4. $G=\bigsqcup_{w\in W} BwB$, this is called the Bruhat decomposition of G. Proof: Let $g\in G$. Then there exists an apartment A containing $c_0$ and $c_0^g$. By the strong-transitivity, there exists $b\in B$ mapping $(A,c_0)$ to $(A_0,c_0)$. Let $w=\delta(c_0,c_0^{gb})=\delta(c_0,c_0^g)$. Also $c_0^w=c_0^{gb}$ and so $c_0=c_0^{gbw^{-1}}$, that is $gbw^{-1}\in B$. Hence $gb\in Bw$ and so $g\in BwB$.
5. $P_J$,  the stabiliser of the J-residue, is equal to $\bigsqcup_{w\in W_J} BwB$. Such subgroups are called special subgroups.
6. $BwB BsB=BwsB$ if $\ell(ws)=\ell(w)+1$ and $BwBBsB=BwB\cup BwsB$ if $\ell(ws)=\ell(w)-1$.

Now any group G with subgroups B, N satisfying the above 6 properties (where $P_J$ in 5 is defined as the union instead of as the stabiliser of the J-residue), is called a group with a BN-pair. Equivalently we call $(G,B,N,S)$ a Tits system.

In fact, these 6 axioms are not independent and later it was realised that a group with a BN-pair could be defined by the following:

1. $G=\langle B,N\rangle$
2. $T=B\cap N\vartriangleleft N$ and $W=N/T$ admits a set of generators $S$ such that $sBs^{-1}\not\subseteq B$ for all $s\in S$.
3. $BwBBsB\subseteq BwB\cup BwsB$.

BN-pairs are not unique for a given group G. I suppose an example would be $G=PSp(4,3)=PSU(4,2)$, where the two different interpretations of G as a classical group would give two different buildings for G and so two different BN-pairs. Hopefully Alice can confirm this.
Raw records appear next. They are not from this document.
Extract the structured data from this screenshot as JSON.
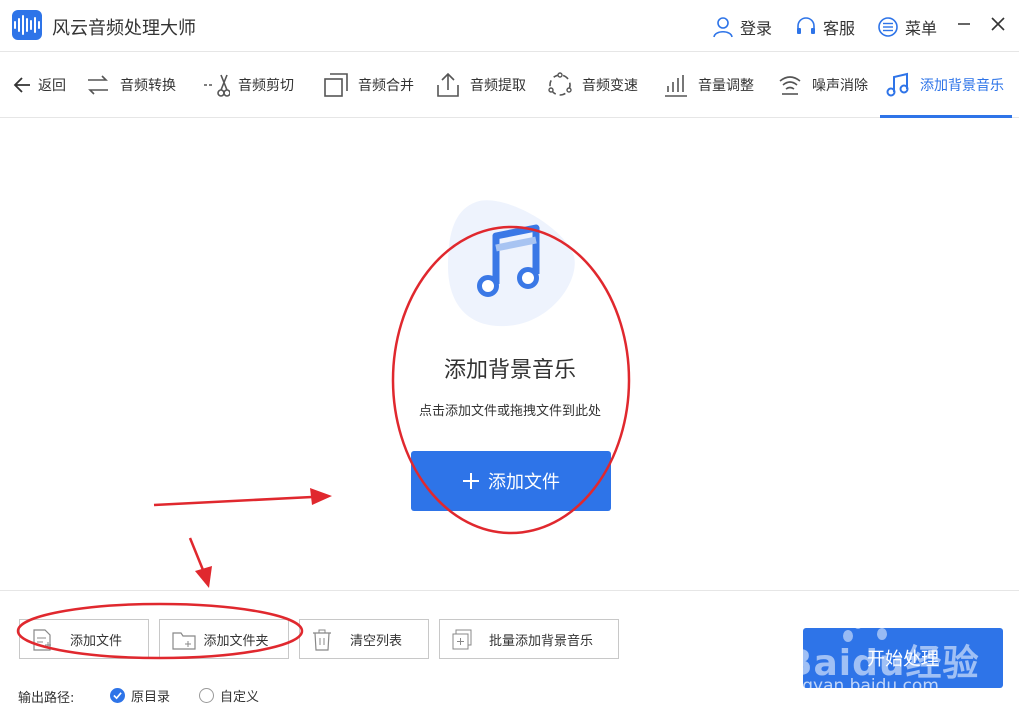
{
  "app": {
    "title": "风云音频处理大师"
  },
  "titlebar": {
    "login": "登录",
    "service": "客服",
    "menu": "菜单"
  },
  "toolbar": {
    "back": "返回",
    "tools": [
      {
        "label": "音频转换",
        "icon": "convert-icon"
      },
      {
        "label": "音频剪切",
        "icon": "scissors-icon"
      },
      {
        "label": "音频合并",
        "icon": "merge-icon"
      },
      {
        "label": "音频提取",
        "icon": "upload-icon"
      },
      {
        "label": "音频变速",
        "icon": "speed-icon"
      },
      {
        "label": "音量调整",
        "icon": "volume-bars-icon"
      },
      {
        "label": "噪声消除",
        "icon": "noise-icon"
      },
      {
        "label": "添加背景音乐",
        "icon": "music-note-icon",
        "active": true
      }
    ]
  },
  "drop": {
    "title": "添加背景音乐",
    "hint": "点击添加文件或拖拽文件到此处",
    "add_button": "添加文件"
  },
  "bottom": {
    "add_file": "添加文件",
    "add_folder": "添加文件夹",
    "clear_list": "清空列表",
    "batch_add_bgm": "批量添加背景音乐",
    "output_label": "输出路径:",
    "option_original": "原目录",
    "option_custom": "自定义",
    "selected_option": "原目录",
    "start": "开始处理"
  },
  "watermark": {
    "brand": "Baidu经验",
    "url": "jingyan.baidu.com"
  },
  "colors": {
    "accent": "#2e74e8",
    "annotation": "#e0282e"
  }
}
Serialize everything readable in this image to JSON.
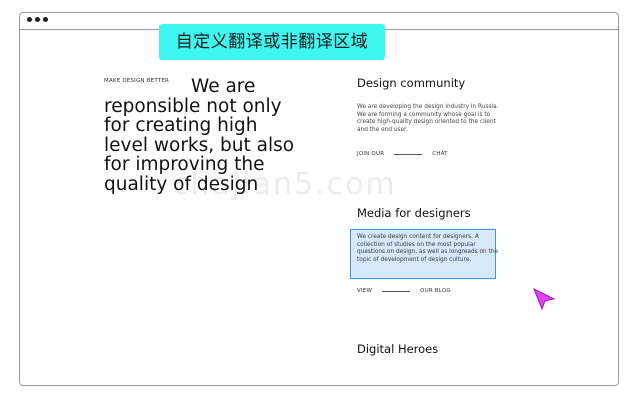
{
  "overlay": {
    "banner_text": "自定义翻译或非翻译区域"
  },
  "hero": {
    "kicker": "MAKE DESIGN BETTER",
    "line1": "We are",
    "line2": "reponsible not only",
    "line3": "for creating high",
    "line4": "level works, but also",
    "line5": "for improving the",
    "line6": "quality of design"
  },
  "sections": [
    {
      "title": "Design community",
      "body": "We are developing the design industry in Russia. We are forming a community whose goal is to create high-quality design oriented to the client and the end user.",
      "link_left": "JOIN OUR",
      "link_right": "CHAT"
    },
    {
      "title": "Media for designers",
      "body": "We create design content for designers. A collection of studies on the most popular questions on design, as well as longreads on the topic of development of design culture.",
      "link_left": "VIEW",
      "link_right": "OUR BLOG"
    },
    {
      "title": "Digital Heroes"
    }
  ],
  "watermark_text": "chajian5.com",
  "colors": {
    "banner_bg": "#3ff5f0",
    "highlight_bg": "#d6e9fb",
    "highlight_border": "#4a8fe0",
    "cursor": "#e040fb"
  },
  "icons": {
    "cursor": "pointer-arrow-icon",
    "window_controls": "window-dots-icon"
  }
}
Now starting with a group G with a BN-pair, we can let C be the set of right cosets of B in G.  Then we can define $Bg\sim_s Bg'$ if and only if $P_sg=P_sg'$ where $P_s=B\cup BsB$. (It turns out that the axioms imply that the elements of S are involutions.) This gives a building where one apartment is $A_0=\{Bw\mid w\in W\}$ and the whole set of apartments is $\mathcal{A}=A_0^G$.

Axioms 2 and 3 above imply that $S$ consists only of involutions. Let $s\in S$. First substitute $w=s^{-1}$ in (3). Then $(Bs^{-1}B)(BsB)\subseteq (Bs^{-1}B)\cup B$. Now we can use (2) to see that $(Bs^{-1}B)(BsB)\ne B$ (see what happens otherwise!) and so
$(Bs^{-1}B)(BsB)=(Bs^{-1}B)\amalg B$ (the disjoint union). But we can take inverses of both sides, and we only change the right-hand side:
$(Bs^{-1}B)(BsB)=(BsB)\amalg B$
$Bs^{-1}B=BsB$ and $(BsB)(BsB)=BsB\amalg B$.
Now substitute $w=s$ in (3) and see what happens. Then you end up with
$(BsB)(BsB)=Bs^2B\amalg BsB$. and hence $Bs^2B=B$. Since $BsB\ne B$, it follows that $s$ has order 2 in $W$.